Kenya’s Court of Appeal has lifted an order issued in June suspending the implementation of the Finance Act 2023.
A bench of three judges led by Justices Mohammed Warsame, Kathurima M’Inoti and Hellen Omondi ruled that:
“We have no doubt in our mind that the Finance Act and the Appropriation Act are interdependent.
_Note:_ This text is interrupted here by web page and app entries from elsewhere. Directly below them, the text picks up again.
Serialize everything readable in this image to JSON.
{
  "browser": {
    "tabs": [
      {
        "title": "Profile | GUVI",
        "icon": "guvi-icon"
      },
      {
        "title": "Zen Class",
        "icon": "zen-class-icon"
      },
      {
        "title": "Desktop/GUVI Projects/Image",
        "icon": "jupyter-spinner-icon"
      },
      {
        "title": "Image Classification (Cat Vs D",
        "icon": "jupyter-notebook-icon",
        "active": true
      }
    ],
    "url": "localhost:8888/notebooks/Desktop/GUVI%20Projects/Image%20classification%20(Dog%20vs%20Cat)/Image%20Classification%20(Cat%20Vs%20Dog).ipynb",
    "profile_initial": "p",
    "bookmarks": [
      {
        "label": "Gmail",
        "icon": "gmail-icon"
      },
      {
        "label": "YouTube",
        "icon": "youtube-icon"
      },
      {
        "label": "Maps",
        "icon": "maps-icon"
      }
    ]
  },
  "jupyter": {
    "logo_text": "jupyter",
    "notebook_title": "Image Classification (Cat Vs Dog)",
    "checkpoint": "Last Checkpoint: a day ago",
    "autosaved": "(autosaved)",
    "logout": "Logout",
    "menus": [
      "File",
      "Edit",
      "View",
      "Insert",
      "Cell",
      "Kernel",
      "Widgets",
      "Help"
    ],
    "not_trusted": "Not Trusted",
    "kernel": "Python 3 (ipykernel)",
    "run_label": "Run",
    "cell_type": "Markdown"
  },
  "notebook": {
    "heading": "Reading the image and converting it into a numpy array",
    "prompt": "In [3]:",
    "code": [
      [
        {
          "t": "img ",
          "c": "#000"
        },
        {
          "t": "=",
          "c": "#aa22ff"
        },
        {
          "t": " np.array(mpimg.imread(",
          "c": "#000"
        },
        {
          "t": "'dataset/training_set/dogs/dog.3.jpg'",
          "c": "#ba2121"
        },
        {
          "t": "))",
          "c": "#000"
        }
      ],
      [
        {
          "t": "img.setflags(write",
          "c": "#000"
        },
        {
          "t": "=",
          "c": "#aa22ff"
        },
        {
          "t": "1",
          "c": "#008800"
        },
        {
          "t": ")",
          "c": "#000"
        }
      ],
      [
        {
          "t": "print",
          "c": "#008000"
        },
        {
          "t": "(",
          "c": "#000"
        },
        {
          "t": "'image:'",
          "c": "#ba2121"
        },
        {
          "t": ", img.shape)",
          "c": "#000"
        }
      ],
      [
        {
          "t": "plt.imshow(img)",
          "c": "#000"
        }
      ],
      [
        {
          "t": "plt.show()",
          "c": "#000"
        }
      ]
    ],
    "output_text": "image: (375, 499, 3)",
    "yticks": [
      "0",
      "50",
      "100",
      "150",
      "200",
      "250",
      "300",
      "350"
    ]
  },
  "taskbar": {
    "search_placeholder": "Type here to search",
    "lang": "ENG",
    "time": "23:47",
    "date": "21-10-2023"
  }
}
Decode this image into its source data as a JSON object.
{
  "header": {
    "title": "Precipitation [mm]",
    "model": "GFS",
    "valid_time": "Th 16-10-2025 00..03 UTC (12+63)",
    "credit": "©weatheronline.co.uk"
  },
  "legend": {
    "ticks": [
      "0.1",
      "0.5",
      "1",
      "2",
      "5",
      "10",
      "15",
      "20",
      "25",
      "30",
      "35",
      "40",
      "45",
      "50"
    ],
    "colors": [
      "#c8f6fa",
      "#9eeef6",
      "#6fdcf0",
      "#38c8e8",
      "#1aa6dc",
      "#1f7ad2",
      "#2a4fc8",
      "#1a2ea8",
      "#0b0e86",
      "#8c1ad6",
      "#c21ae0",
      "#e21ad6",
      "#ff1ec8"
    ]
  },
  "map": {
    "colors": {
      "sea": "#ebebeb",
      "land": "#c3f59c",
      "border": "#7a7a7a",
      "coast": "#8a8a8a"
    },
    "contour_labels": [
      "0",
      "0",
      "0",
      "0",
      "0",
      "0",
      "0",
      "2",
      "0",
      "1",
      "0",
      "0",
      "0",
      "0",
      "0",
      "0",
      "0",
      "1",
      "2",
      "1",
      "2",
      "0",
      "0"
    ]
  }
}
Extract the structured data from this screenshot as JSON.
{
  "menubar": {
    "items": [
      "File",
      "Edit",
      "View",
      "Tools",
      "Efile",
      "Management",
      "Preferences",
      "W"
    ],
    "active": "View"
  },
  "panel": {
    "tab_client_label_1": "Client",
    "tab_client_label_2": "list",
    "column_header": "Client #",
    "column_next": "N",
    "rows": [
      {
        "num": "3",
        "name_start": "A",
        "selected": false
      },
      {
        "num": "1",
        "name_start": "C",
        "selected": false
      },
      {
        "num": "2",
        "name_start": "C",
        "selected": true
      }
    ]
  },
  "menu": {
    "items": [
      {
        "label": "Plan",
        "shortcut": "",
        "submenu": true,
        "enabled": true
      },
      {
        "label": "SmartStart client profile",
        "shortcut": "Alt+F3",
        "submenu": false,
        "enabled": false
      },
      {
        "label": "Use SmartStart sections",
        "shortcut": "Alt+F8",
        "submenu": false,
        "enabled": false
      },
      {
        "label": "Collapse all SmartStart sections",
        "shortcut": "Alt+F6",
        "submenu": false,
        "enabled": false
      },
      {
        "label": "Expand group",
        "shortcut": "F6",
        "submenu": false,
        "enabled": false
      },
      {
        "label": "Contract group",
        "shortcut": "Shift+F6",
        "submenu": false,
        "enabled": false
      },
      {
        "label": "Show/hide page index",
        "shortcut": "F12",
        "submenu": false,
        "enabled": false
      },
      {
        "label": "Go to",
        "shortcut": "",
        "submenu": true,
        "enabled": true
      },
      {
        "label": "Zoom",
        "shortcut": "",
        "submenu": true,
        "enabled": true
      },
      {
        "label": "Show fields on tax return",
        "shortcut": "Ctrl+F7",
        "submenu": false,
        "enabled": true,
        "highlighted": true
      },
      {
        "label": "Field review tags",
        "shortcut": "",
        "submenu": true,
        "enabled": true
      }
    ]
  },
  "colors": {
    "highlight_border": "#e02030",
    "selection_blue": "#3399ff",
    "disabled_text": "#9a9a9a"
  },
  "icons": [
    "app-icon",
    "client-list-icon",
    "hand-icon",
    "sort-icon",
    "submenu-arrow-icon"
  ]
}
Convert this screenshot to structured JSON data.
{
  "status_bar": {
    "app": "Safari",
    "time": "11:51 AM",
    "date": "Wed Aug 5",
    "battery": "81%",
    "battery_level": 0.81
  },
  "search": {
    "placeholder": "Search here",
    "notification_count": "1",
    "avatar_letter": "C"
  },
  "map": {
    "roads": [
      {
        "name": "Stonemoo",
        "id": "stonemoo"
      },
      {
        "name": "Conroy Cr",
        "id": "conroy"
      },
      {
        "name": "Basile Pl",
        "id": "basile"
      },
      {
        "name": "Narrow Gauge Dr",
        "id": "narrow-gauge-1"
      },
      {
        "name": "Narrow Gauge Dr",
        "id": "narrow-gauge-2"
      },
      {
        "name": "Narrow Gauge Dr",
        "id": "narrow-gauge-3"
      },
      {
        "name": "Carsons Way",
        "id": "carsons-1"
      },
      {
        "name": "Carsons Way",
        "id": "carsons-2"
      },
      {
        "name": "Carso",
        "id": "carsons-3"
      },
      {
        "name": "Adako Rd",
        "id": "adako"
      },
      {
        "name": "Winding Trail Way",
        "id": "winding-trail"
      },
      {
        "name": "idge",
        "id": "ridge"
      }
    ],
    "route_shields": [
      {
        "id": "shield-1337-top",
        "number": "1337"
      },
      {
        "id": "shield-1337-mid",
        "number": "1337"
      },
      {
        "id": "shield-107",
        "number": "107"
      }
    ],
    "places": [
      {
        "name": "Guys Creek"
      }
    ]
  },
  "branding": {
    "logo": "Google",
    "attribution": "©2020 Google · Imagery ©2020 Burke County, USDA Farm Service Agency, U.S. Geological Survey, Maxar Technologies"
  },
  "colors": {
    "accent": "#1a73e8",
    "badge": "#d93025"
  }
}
While the former provides for generation of the funds, the latter provides for the expenditure,” the judges said.
“There can be no expenditure where the mode of generation of the funds has not been provided for.”
The court ruling discussed the appeal of a conservatory order issued by the High Court suspending the implementation of the Finance Act 2023.
These include the Income Tax Act, Value Added Tax Act, Excise Duty Act, Tax Procedures Act, Tax Appeals Tax Act, Employment Act 2007, Miscellaneous Fees and Levies Act 2016, Betting, Gaming, and Lotteries Act, Kenya Roads Board Act, Kenya Revenue Authority Act, Alcoholic Drinks Control Act, Unclaimed Financial Assets Act, Statutory Instruments Act 2013, Special Economic Zones Act, Export Processing Zones Act and Retirement Benefits (Deputy President and Designated State Officers) Act.
The appeals court’s ruling considered whether the appeal is arguable and whether the conservatory order would render the appeal nugatory.
The Judges found that many contested issues needed to be evaluated and determined upon hearing the appeal, including the presumption of constitutionality of a statute, judicial overreach, and the doctrine of separation of powers.
The court concluded that there are indeed arguable points in the intended appeal and that the nugatory aspect is contested.
The ruling does not draw a definitive conclusion on these issues but rather leaves them to be argued in the appeal.
The applicants argued that the damage caused by the conservatory orders is irreversible, while the respondents argued that reimbursement of taxes is impossible.
“As there are no saving provisions in the Finance Act, 2023, the repealed provisions of the Finance Act 2022 has the effect of affecting revenue collection leading to service disruptions for already budgeted revenue,” Treasury CS Prof Njuguna Ndung’u said in his affidavit.
The court considered the unique circumstances of the case and concluded that the applicants had satisfied the twin principles for the grant of the orders sought.
The court allowed the application and lifted the order suspending the Finance Act 2023 pending the hearing and determination of the appeal.
“The upshot of our decision is that the application has merit and the same is allowed as prayed with the effect that the order made on 10th July 2023 suspending the Finance Act 2023, and the order prohibiting the implementation of the Finance Act 2023, be and is hereby lifted pending the hearing and determination of the appeal,” the judges said.